- On the left-hand side, click “behaviour”
- Select a report from “Site Content” (any report that includes pages is fine)
- Under the graph, there is a label called “Content Grouping” – select the Content Grouping you have previously created
- The table below will change from URLs to Content Groups!
Content Grouping best practices and precautions
A few things to bear in mind when creating Content Groupings for the first time:
- Decide your groups before you create your Content Groupings.
- Like filters, Content Groupings do not work retrospectively.
- Similarly, once a Content Grouping has been applied, that data cannot be regrouped. If you change your Content Grouping, only the data going forward will be included in the new group.
- If using the “Rule Defining” Content Group, be aware that the rules apply in order. For example, if you have a URL like “/blog/5-tips-for-credit-card-owners/” and you have two rules, one for anything containing “/blog/” and one for anything containing “credit-card”, the rule at the top of the list will apply first. So, if the blog rule is above the credit card rule, this page will be classified as a “blog” page. If the credit card rule is above the blog rule, this page will be classified as a “credit card” page. Think carefully about your rule orders.
- Your homepage should be within its own “homepage” group, as the homepage serves a function that no other page serves and should be reported on separately.
- If using the “Rule Defining” Content Group, the final rule should be “page URL matches RegEx .*” and it should be named “Other”. This means that any page that did not fall into a prior category will be categorised with “Other”.
- If your website’s taxonomy changes, check your Content Grouping rules to see whether they require any amends.
- If using the “Tracking Code” Content Group, ensure that the additional code is placed on any new website pages.

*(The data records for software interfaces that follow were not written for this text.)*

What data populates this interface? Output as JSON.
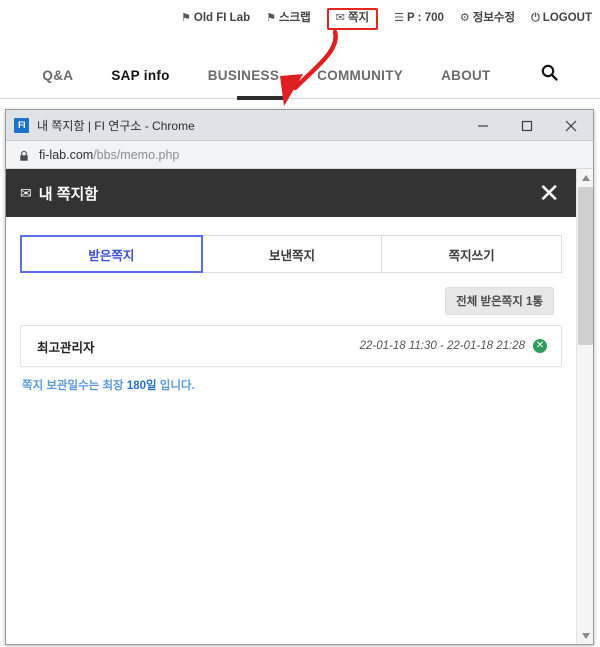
{
  "site": {
    "utilbar": [
      {
        "icon": "flag-icon",
        "glyph": "⚑",
        "label": "Old FI Lab",
        "highlighted": false
      },
      {
        "icon": "pin-icon",
        "glyph": "⚑",
        "label": "스크랩",
        "highlighted": false
      },
      {
        "icon": "envelope-icon",
        "glyph": "✉",
        "label": "쪽지",
        "highlighted": true
      },
      {
        "icon": "list-icon",
        "glyph": "☰",
        "label": "P : 700",
        "highlighted": false
      },
      {
        "icon": "gear-icon",
        "glyph": "⚙",
        "label": "정보수정",
        "highlighted": false
      },
      {
        "icon": "power-icon",
        "glyph": "⏻",
        "label": "LOGOUT",
        "highlighted": false
      }
    ],
    "nav": [
      {
        "label": "Q&A",
        "active": false
      },
      {
        "label": "SAP info",
        "active": true
      },
      {
        "label": "BUSINESS",
        "active": false
      },
      {
        "label": "COMMUNITY",
        "active": false
      },
      {
        "label": "ABOUT",
        "active": false
      }
    ],
    "search_icon": "search-icon",
    "highlight_color": "#e8251f",
    "arrow_color": "#e02020"
  },
  "window": {
    "favicon_text": "FI",
    "title": "내 쪽지함 | FI 연구소 - Chrome",
    "controls": {
      "minimize": "minimize-icon",
      "maximize": "maximize-icon",
      "close": "close-icon"
    },
    "url_domain": "fi-lab.com",
    "url_path": "/bbs/memo.php",
    "lock_icon": "lock-icon"
  },
  "memo": {
    "header_title": "내 쪽지함",
    "header_icon": "envelope-icon",
    "close_label": "✕",
    "tabs": [
      {
        "label": "받은쪽지",
        "active": true
      },
      {
        "label": "보낸쪽지",
        "active": false
      },
      {
        "label": "쪽지쓰기",
        "active": false
      }
    ],
    "count_button": "전체 받은쪽지 1통",
    "messages": [
      {
        "sender": "최고관리자",
        "date": "22-01-18 11:30 - 22-01-18 21:28",
        "delete_label": "✕"
      }
    ],
    "notice_prefix": "쪽지 보관일수는 최장 ",
    "notice_value": "180일",
    "notice_suffix": " 입니다.",
    "accent_color": "#5c6fe8",
    "header_bg": "#333333",
    "delete_color": "#2e9e5b"
  }
}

If you liked this post, you may like my previous Google Analytics blog posts such as How to get awesome actionable data from your events in Google Analytics and Google Analytics metrics for dummies (and clever people): Parts 1 and 2.